"He's attracted to controversy", says Adolph Wright, an old friend and fellow musician who believes Davis is a bit eccentric. "When the crowd goes right, he goes left", Wright told the Post.
Davis's father, retired senior Foreign Service officer William B. Davis, believed that his son engaged with the Klan because he needed to make sense of their hatred, to seek common ground. He remarked to The Washington Post that his son "has done something that I don't know any other black American, or white American, has done".
Accidental Courtesy documentary
In the 2016 documentary film Accidental Courtesy: Daryl Davis, Race & America, Davis interacts with KKK members and white Aryans and provides contrasting views of his activities from members of the Southern Poverty Law Center and Black Lives Matter.

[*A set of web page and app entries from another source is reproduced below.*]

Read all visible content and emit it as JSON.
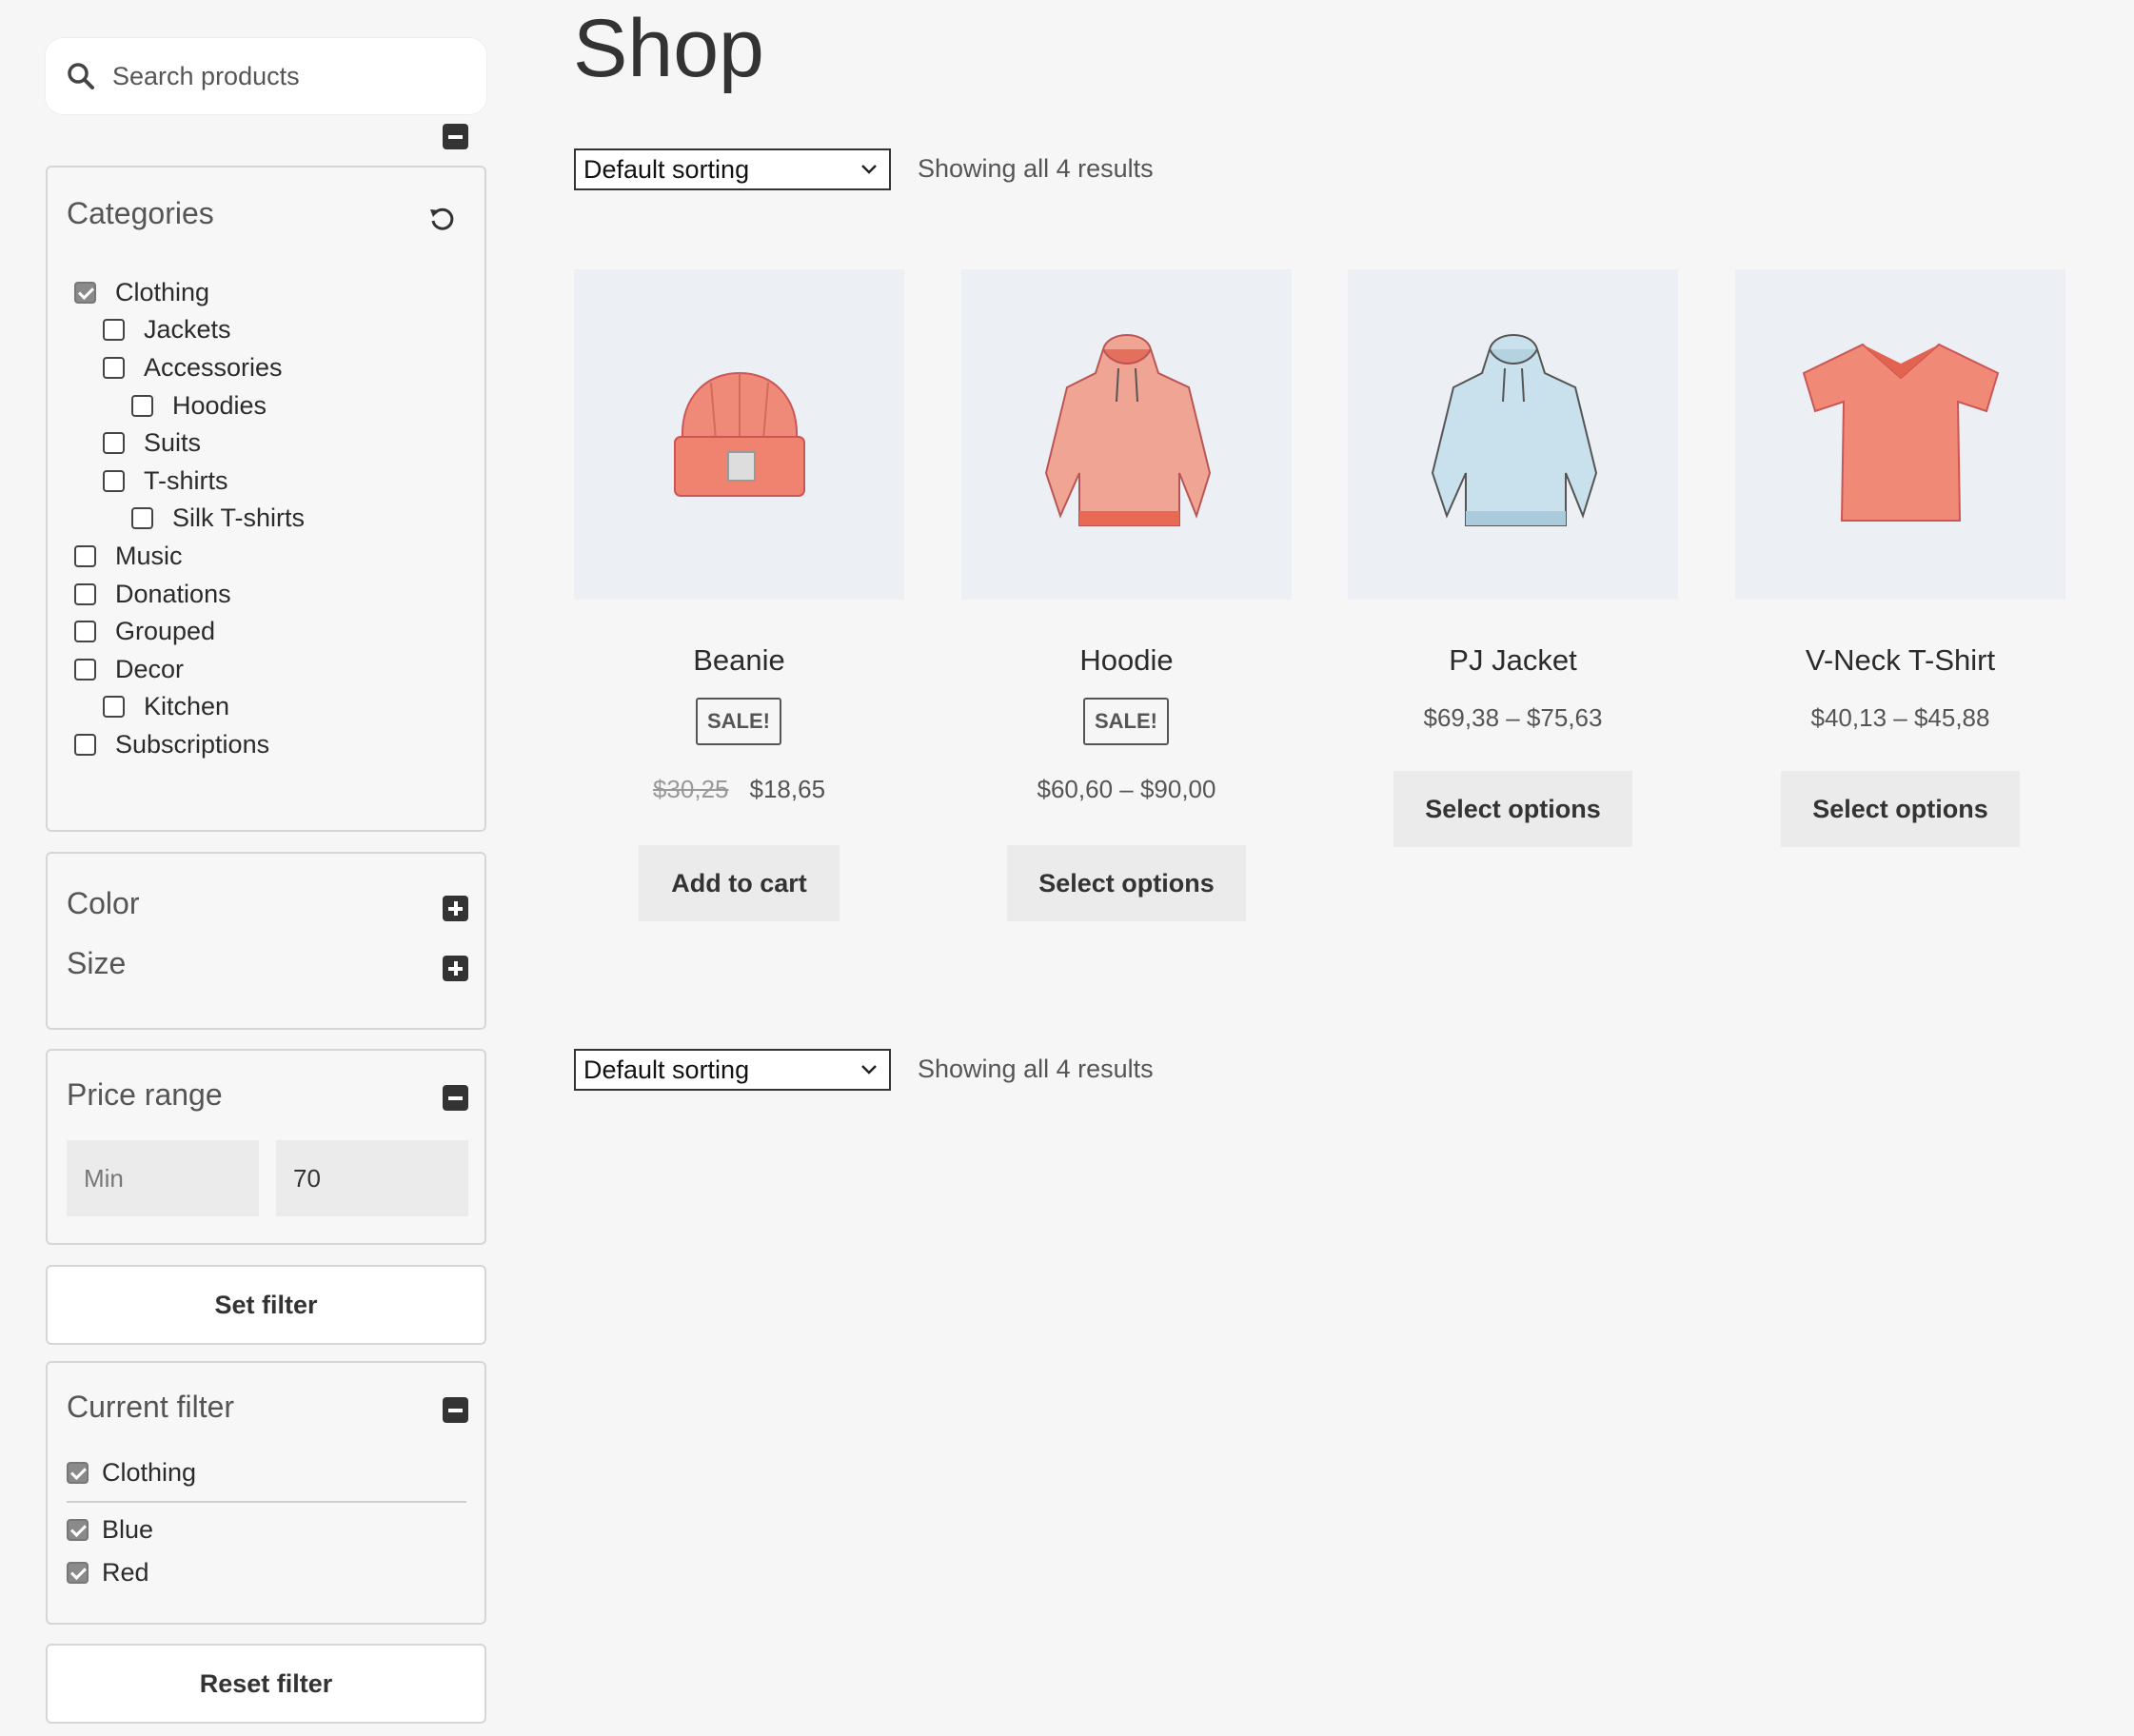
{
  "search": {
    "placeholder": "Search products"
  },
  "categories": {
    "title": "Categories",
    "items": [
      {
        "label": "Clothing",
        "checked": true
      },
      {
        "label": "Jackets",
        "checked": false
      },
      {
        "label": "Accessories",
        "checked": false
      },
      {
        "label": "Hoodies",
        "checked": false
      },
      {
        "label": "Suits",
        "checked": false
      },
      {
        "label": "T-shirts",
        "checked": false
      },
      {
        "label": "Silk T-shirts",
        "checked": false
      },
      {
        "label": "Music",
        "checked": false
      },
      {
        "label": "Donations",
        "checked": false
      },
      {
        "label": "Grouped",
        "checked": false
      },
      {
        "label": "Decor",
        "checked": false
      },
      {
        "label": "Kitchen",
        "checked": false
      },
      {
        "label": "Subscriptions",
        "checked": false
      }
    ]
  },
  "attributes": {
    "color_title": "Color",
    "size_title": "Size"
  },
  "price_range": {
    "title": "Price range",
    "min_placeholder": "Min",
    "max_value": "70"
  },
  "set_filter_label": "Set filter",
  "current_filter": {
    "title": "Current filter",
    "items": [
      "Clothing",
      "Blue",
      "Red"
    ]
  },
  "reset_filter_label": "Reset filter",
  "main": {
    "title": "Shop",
    "sorting": "Default sorting",
    "results": "Showing all 4 results"
  },
  "products": [
    {
      "name": "Beanie",
      "badge": "SALE!",
      "old_price": "$30,25",
      "price": "$18,65",
      "button": "Add to cart"
    },
    {
      "name": "Hoodie",
      "badge": "SALE!",
      "price": "$60,60 – $90,00",
      "button": "Select options"
    },
    {
      "name": "PJ Jacket",
      "price": "$69,38 – $75,63",
      "button": "Select options"
    },
    {
      "name": "V-Neck T-Shirt",
      "price": "$40,13 – $45,88",
      "button": "Select options"
    }
  ]
}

Minds social network
Daryl Davis is an official advisor to the decentralized social network Minds. He uses the platform to educate people on how to conduct civil discourse to find common ground and build tolerance.
In an interview with Forbes, Davis said "…here [at Minds] you have an open forum where people are welcomed to bring their diverse ideas, even their beliefs, which people may not find popular and have civil discourse…the art of conversing with one another has been lost… This forum will allow people to come on there and be able to be transparent, to have conversation unlike some of the other platforms on the internet".
Davis believes education is the best remedy for curing hate: "[If] you fix the ignorance, there's nothing to fear. If there's nothing to fear, there's nothing to hate. If there's nothing to hate, there's nothing or no one to destroy".
In November 2019, Minds and Davis launched the Deradicalization Initiative to combat online extremism. In addition to workshops, meetups, and other live events, the initiative offers educational resources and ideas for promoting tolerance.
Changing Minds podcast
As part of the Deradicalization Initiative, Daryl Davis runs a podcast called Changing Minds. The show covers a wide range of topics, including politics, music, and race. Guests are equally diverse and have included notable figures such as:
●Former Ku Klux Klan Imperial Wizard Scott Shepherd.
●Former Al-Qaeda recruiter Jesse Morton.
●David Kaczynski, brother of "Unabomber" Ted Kaczynski
●Charles Berry Jr., Chuck Berry's son.
●Blues guitarist Bob Margolin
●Documentary film director and human rights activist Deeyah Khan
●Journalist and author Brian Karem
Davis has acted on stage, film, and television. He played a minor character in HBO's television series The Wire. He appeared on stage in William Saroyan's The Time of Your Life with Marcia Gay Harden, Brigid Cleary, and Richard Bauer, and in Elvis Mania at an off-Broadway theater in New York City. He received positive reviews for his role in Zora Neal Hurston's Polk County.
Wikipedia: This page was last edited on 17 December 2021, at 01:52 (UTC)